8. Have as less visit as possible. This might sound anti-social but I was glad we didn’t get any visit except for close family during the first weeks. My baby was having a routine every three hours. First, change the diaper, then feed her, then she would go to sleep and in two hours it would start again. My partner and I were full-time busy with our baby. Every hour we could get ‘off’ we would rather rest. Of course, grandma, grandad, aunts, and uncle were welcome but no one else. This was really relaxed for us. After a month when I was feeling better and able to walk and sit, we started having more people around.
9. Stayed away from social media. The first four weeks after birth, I didn’t check any of my social media channels. While I was very happy that everything went ok, I was also very tired and exhausted. I consciously didn’t want to be on social media seeing how amazing everyone’s lives where, while I was in pain and feeling handicapped, laying on my bed. This ‘digital detox’ helped me to focus on my baby and live in the present.
Giving birth was the most bizarre experience of my life. All of a sudden there was a tiny new person with us and all we wanted to do was taking care of her.
The days after giving birth were very painful to me. I felt muscle pain everywhere, I had pain in the stitches, pain in my breasts and felt very uncomfortable on my back door. I have to admit that due to the pain, I felt that I wasn’t able to enjoy my baby the first days. But I had the best of the supports. My partner and my mother (and the kraamzoorg). They made the first days easy for me. As soon as I was able to walk and bend over to grab my baby, I started to enjoy more of this rollercoaster of having a newborn.
I hope these tips help you to have an easy start to motherhood.
Are there any tips I am missing? Let me know in the comments below.
Geboortekaartjes. A Dutch tradition of which I thought it was weird and unnecessary. A waste of paper. I even made fun of it on this blog post, I’m sorry. I could never understand or care about this ‘sending cards’. I didn’t grow up with that. Even when I was pregnant in The Netherlands and I actually had to start thinking of this, I was against it.
But one day, when I was six months pregnant, my partner and I visited my mother-in-law for a coffee. Chatting with her I found out that she collected all the birth cards she ever received from her friends and family, included her first two grandchildren. ‘how can I miss a card from Luna?’ Not only her collection was important, also the tradition of presenting the baby with a postcard is very important, she told me. It’s also a nice way to keep contact with family members you otherwise don’t have contact with at all.
It was after that visit that I decided to join the tradition of sending birth cards. One thing I was clear about, it needed to be simple and super easy to do. That is when I found Hip Design.

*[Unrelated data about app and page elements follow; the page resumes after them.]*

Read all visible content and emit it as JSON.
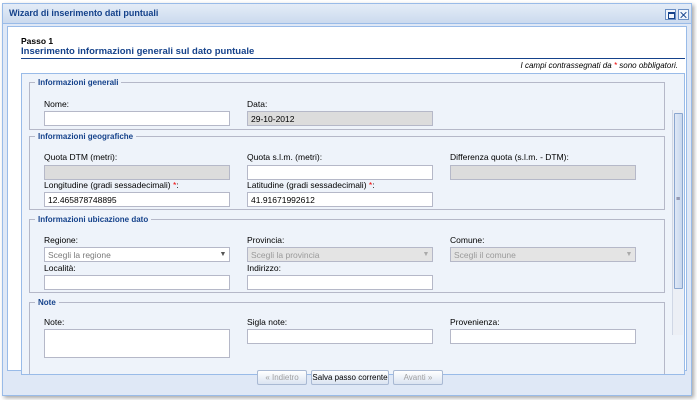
{
  "window": {
    "title": "Wizard di inserimento dati puntuali"
  },
  "step": {
    "title": "Passo 1",
    "subtitle": "Inserimento informazioni generali sul dato puntuale",
    "required_note_prefix": "I campi contrassegnati da",
    "required_note_star": "*",
    "required_note_suffix": "sono obbligatori."
  },
  "sections": {
    "generali": {
      "legend": "Informazioni generali",
      "nome_label": "Nome:",
      "nome_value": "",
      "data_label": "Data:",
      "data_value": "29-10-2012"
    },
    "geografiche": {
      "legend": "Informazioni geografiche",
      "quota_dtm_label": "Quota DTM (metri):",
      "quota_dtm_value": "",
      "quota_slm_label": "Quota s.l.m. (metri):",
      "quota_slm_value": "",
      "diff_quota_label": "Differenza quota (s.l.m. - DTM):",
      "diff_quota_value": "",
      "longitudine_label": "Longitudine (gradi sessadecimali)",
      "longitudine_value": "12.465878748895",
      "latitudine_label": "Latitudine (gradi sessadecimali)",
      "latitudine_value": "41.91671992612",
      "required_star": "*",
      "colon": ":"
    },
    "ubicazione": {
      "legend": "Informazioni ubicazione dato",
      "regione_label": "Regione:",
      "regione_placeholder": "Scegli la regione",
      "provincia_label": "Provincia:",
      "provincia_placeholder": "Scegli la provincia",
      "comune_label": "Comune:",
      "comune_placeholder": "Scegli il comune",
      "localita_label": "Località:",
      "localita_value": "",
      "indirizzo_label": "Indirizzo:",
      "indirizzo_value": ""
    },
    "note": {
      "legend": "Note",
      "note_label": "Note:",
      "note_value": "",
      "sigla_label": "Sigla note:",
      "sigla_value": "",
      "provenienza_label": "Provenienza:",
      "provenienza_value": ""
    }
  },
  "footer": {
    "back_label": "« Indietro",
    "save_label": "Salva passo corrente",
    "next_label": "Avanti »"
  },
  "icons": {
    "combo_arrow": "▼",
    "scroll_grip": "≡"
  },
  "colors": {
    "accent": "#15428b",
    "border": "#99bbe8",
    "panel_bg": "#dfe8f6",
    "required": "#ee0000"
  }
}
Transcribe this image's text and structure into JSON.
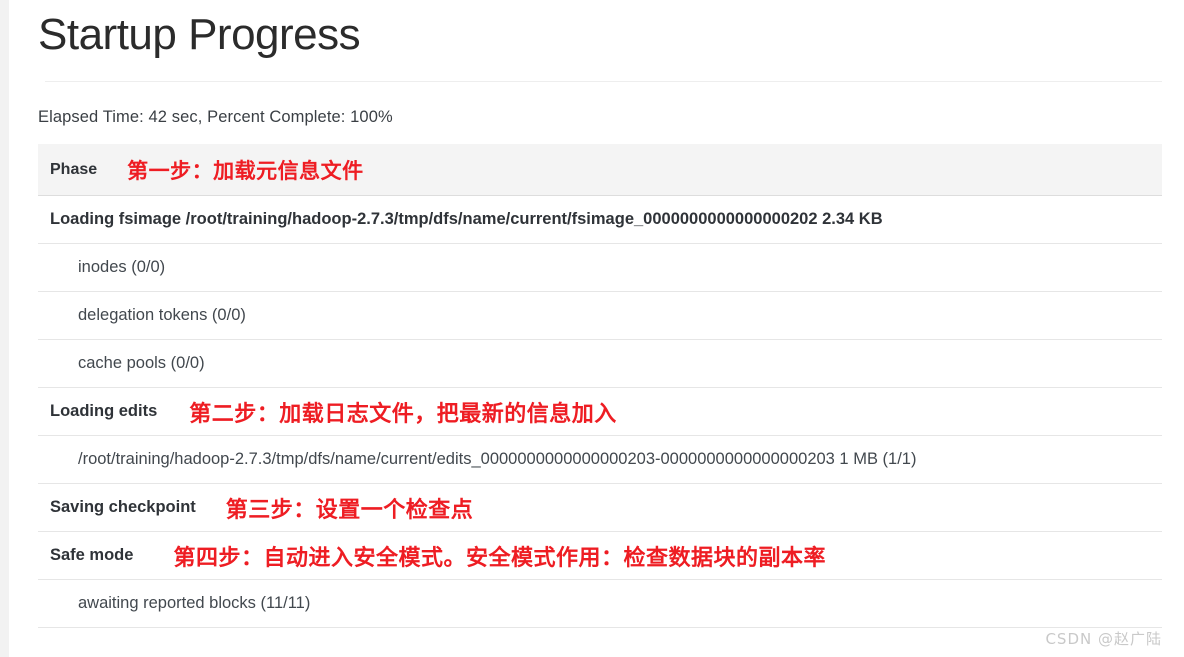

Hip Design has different categories with hundreds of different cards. It also has the possibility of uploading your own design. From the category ‘geboortekaartjes’, my partner and I decided to go for a minimalistic card for baby Luna. We chose a simple template and we adjusted the colors, the font, and the size. On this website, it’s very easy to edit the cards. User friendly approved. When we finished our first draft we ordered a ‘proefdruk’. We received that with samples of colors for the envelopes and the kind of papers for the card.
After some corrections, we were happy with the end result.
This is how our card looks like:
We opt to send it in a lilac envelope. Once Luna was born, my partner took care of all the arrangements and sent the cards to his (our) family. I took advantage and also sent some cards to my friends in Germany. Unfortunately, the delivery service to Colombia is really bad. Otherwise, I would have sent some to my family as well.
Even before we sent Luna’s birth cards, we received a lot of cards from family and friends expressing their congratulations. This felt very special. I have to admit that I liked to receive beautiful messages in the form of cards. I’m glad I joined the tradition.
How did you like this tradition? Let me know in the comments below.